▶ _Data for analysis_:
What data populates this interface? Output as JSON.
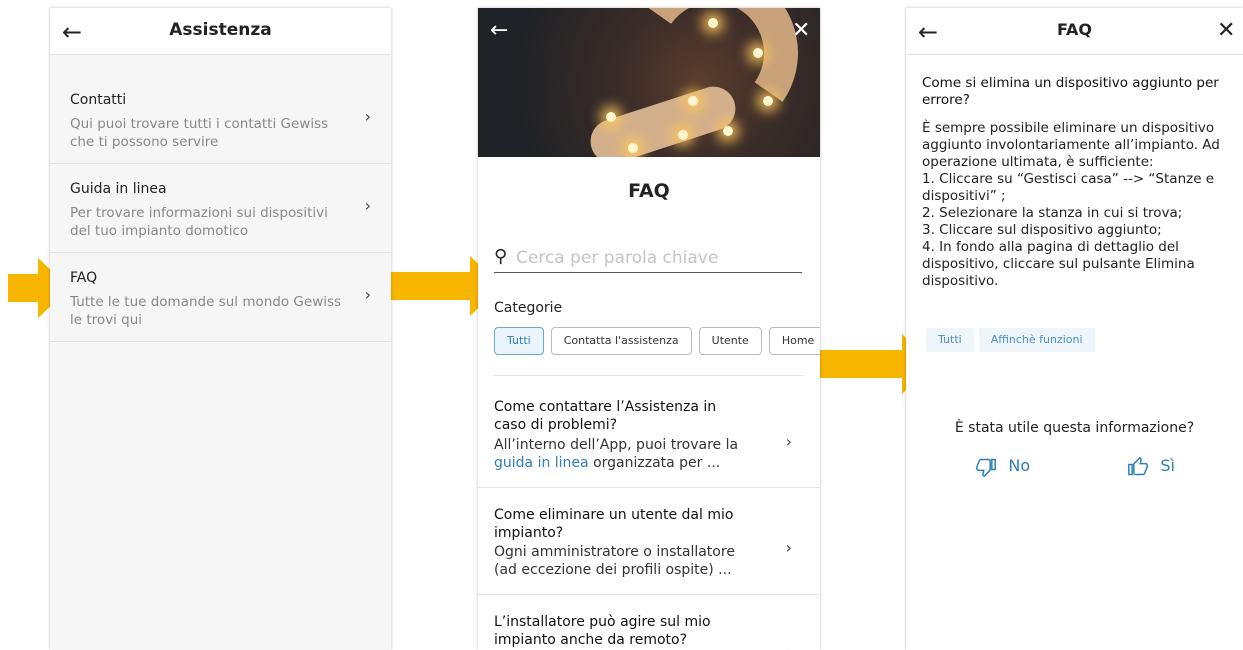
{
  "colors": {
    "accent": "#2e7fb8",
    "arrow": "#f7b500",
    "muted": "#888888"
  },
  "screen1": {
    "title": "Assistenza",
    "back_icon": "arrow-left-icon",
    "items": [
      {
        "title": "Contatti",
        "subtitle": "Qui puoi trovare tutti i contatti Gewiss che ti possono servire"
      },
      {
        "title": "Guida in linea",
        "subtitle": "Per trovare informazioni sui dispositivi del tuo impianto domotico"
      },
      {
        "title": "FAQ",
        "subtitle": "Tutte le tue domande sul mondo Gewiss le trovi qui"
      }
    ]
  },
  "screen2": {
    "title": "FAQ",
    "search_placeholder": "Cerca per parola chiave",
    "categories_label": "Categorie",
    "chips": [
      "Tutti",
      "Contatta l'assistenza",
      "Utente",
      "Home"
    ],
    "active_chip": "Tutti",
    "faqs": [
      {
        "question": "Come contattare l’Assistenza in caso di problemi?",
        "answer_pre": "All’interno dell’App, puoi trovare la ",
        "answer_link": "guida in linea",
        "answer_post": " organizzata per ..."
      },
      {
        "question": "Come eliminare un utente dal mio impianto?",
        "answer_pre": "Ogni amministratore o installatore (ad eccezione dei profili ospite) ...",
        "answer_link": "",
        "answer_post": ""
      },
      {
        "question": "L’installatore può agire sul mio impianto anche da remoto?",
        "answer_pre": "",
        "answer_link": "",
        "answer_post": ""
      }
    ]
  },
  "screen3": {
    "title": "FAQ",
    "question": "Come si elimina un dispositivo aggiunto per errore?",
    "answer": "È sempre possibile eliminare un dispositivo aggiunto involontariamente all’impianto. Ad operazione ultimata, è sufficiente:\n1. Cliccare su “Gestisci casa” --> “Stanze e dispositivi” ;\n2. Selezionare la stanza in cui si trova;\n3. Cliccare sul dispositivo aggiunto;\n4. In fondo alla pagina di dettaglio del dispositivo, cliccare sul pulsante Elimina dispositivo.",
    "tags": [
      "Tutti",
      "Affinchè funzioni"
    ],
    "feedback_question": "È stata utile questa informazione?",
    "vote_no": "No",
    "vote_yes": "Sì"
  }
}
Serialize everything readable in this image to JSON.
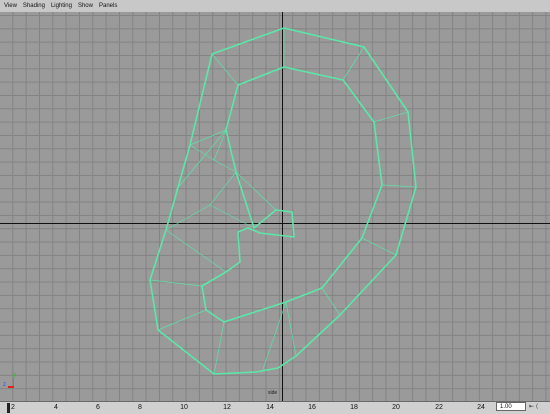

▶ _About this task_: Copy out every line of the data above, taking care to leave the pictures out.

▶ _Completed task_:
What data populates this interface? Output as JSON.
{
  "colors": {
    "accent": "#2e7fb8",
    "arrow": "#f7b500",
    "muted": "#888888"
  },
  "screen1": {
    "title": "Assistenza",
    "back_icon": "arrow-left-icon",
    "items": [
      {
        "title": "Contatti",
        "subtitle": "Qui puoi trovare tutti i contatti Gewiss che ti possono servire"
      },
      {
        "title": "Guida in linea",
        "subtitle": "Per trovare informazioni sui dispositivi del tuo impianto domotico"
      },
      {
        "title": "FAQ",
        "subtitle": "Tutte le tue domande sul mondo Gewiss le trovi qui"
      }
    ]
  },
  "screen2": {
    "title": "FAQ",
    "search_placeholder": "Cerca per parola chiave",
    "categories_label": "Categorie",
    "chips": [
      "Tutti",
      "Contatta l'assistenza",
      "Utente",
      "Home"
    ],
    "active_chip": "Tutti",
    "faqs": [
      {
        "question": "Come contattare l’Assistenza in caso di problemi?",
        "answer_pre": "All’interno dell’App, puoi trovare la ",
        "answer_link": "guida in linea",
        "answer_post": " organizzata per ..."
      },
      {
        "question": "Come eliminare un utente dal mio impianto?",
        "answer_pre": "Ogni amministratore o installatore (ad eccezione dei profili ospite) ...",
        "answer_link": "",
        "answer_post": ""
      },
      {
        "question": "L’installatore può agire sul mio impianto anche da remoto?",
        "answer_pre": "",
        "answer_link": "",
        "answer_post": ""
      }
    ]
  },
  "screen3": {
    "title": "FAQ",
    "question": "Come si elimina un dispositivo aggiunto per errore?",
    "answer": "È sempre possibile eliminare un dispositivo aggiunto involontariamente all’impianto. Ad operazione ultimata, è sufficiente:\n1. Cliccare su “Gestisci casa” --> “Stanze e dispositivi” ;\n2. Selezionare la stanza in cui si trova;\n3. Cliccare sul dispositivo aggiunto;\n4. In fondo alla pagina di dettaglio del dispositivo, cliccare sul pulsante Elimina dispositivo.",
    "tags": [
      "Tutti",
      "Affinchè funzioni"
    ],
    "feedback_question": "È stata utile questa informazione?",
    "vote_no": "No",
    "vote_yes": "Sì"
  }
}
Serialize everything readable in this image to JSON.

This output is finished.